Written by: Hannah Tran | September 17th, 2020
Red Shoes and the Seven Dwarfs (Sung-ho Hong/Moo-Hyun Jang/Young Sik Uhm, 2019) 1 out of 4 stars.
After Snow White puts on a pair of enchanted red shoes and turns into a conventionally attractive version of herself, she must work with a group of cursed princes-turned-dwarfs to reverse their curse and defeat her evil-witch stepmother. This is the story of Locus Corporation’s Red Shoes and the Seven Dwarfs, a parody film that often feels less like parody and more like a bloated and charmless version of the stories it draws reference from. And while it will likely win the hearts of a younger crowd, its strange messaging, emotionless performances and halfhearted narrative choices are unlikely to earn the affection of many others.
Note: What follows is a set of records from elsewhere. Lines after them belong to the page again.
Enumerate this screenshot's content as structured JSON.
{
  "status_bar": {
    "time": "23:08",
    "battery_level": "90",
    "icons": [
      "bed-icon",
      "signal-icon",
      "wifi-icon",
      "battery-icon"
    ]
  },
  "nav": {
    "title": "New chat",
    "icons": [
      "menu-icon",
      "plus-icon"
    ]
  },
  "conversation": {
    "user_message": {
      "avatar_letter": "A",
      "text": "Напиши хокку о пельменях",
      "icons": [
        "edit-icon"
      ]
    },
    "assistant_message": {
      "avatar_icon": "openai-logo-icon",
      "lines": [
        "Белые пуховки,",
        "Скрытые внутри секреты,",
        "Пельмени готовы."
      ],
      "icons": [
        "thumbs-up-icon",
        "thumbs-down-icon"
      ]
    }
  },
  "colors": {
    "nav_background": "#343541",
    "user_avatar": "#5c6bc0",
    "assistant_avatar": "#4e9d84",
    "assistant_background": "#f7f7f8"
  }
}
While it may not be nearly as offensive as its initial marketing campaign suggested, Red Shoes’ ultimate message about inner beauty and self-worth still ends up getting bogged down by the film’s insistence on establishing how much more preferable the thin version of its central heroine is. While it is true that her “Red Shoes” self would be more likely to be respected in both her and our society, the movie proves that its premise almost entirely hinges on the supporting male perspective as soon as you realize that her change in appearance only matters so far as it allows her romantic interest to grow past his initial shallowness.
And the shallow characters make for shallow voice performances. While most of the cast turns out to be merely forgettable, lead actress Chloë Grace Moretz (Greta) turns out to be memorable only due to her unfitting lifelessness. On the other hand, Jim Rash (The Way, Way Back), as the movie’s perfectly average central villain, Prince Average, is one of the few who take a more appropriately comedic and energetic approach, his small number of scenes elevating the feel of the film and the performances of those opposite him.
Furthermore, the plot moves from point to point in the same way you might expect an artificial intelligence machine to, all of it feeling a little confused but generally predictable. It rarely has strong motivation for its story choices, and some of the central moments of character transformation feel more like they’re giving up rather than having genuine changes of heart. Although the visual designs are charming and the animation is fairly impressive for a newer studio, Red Shoes’ simple tale of unselfish love and inner beauty is one that’s most unforgivable problems lie beyond skin deep.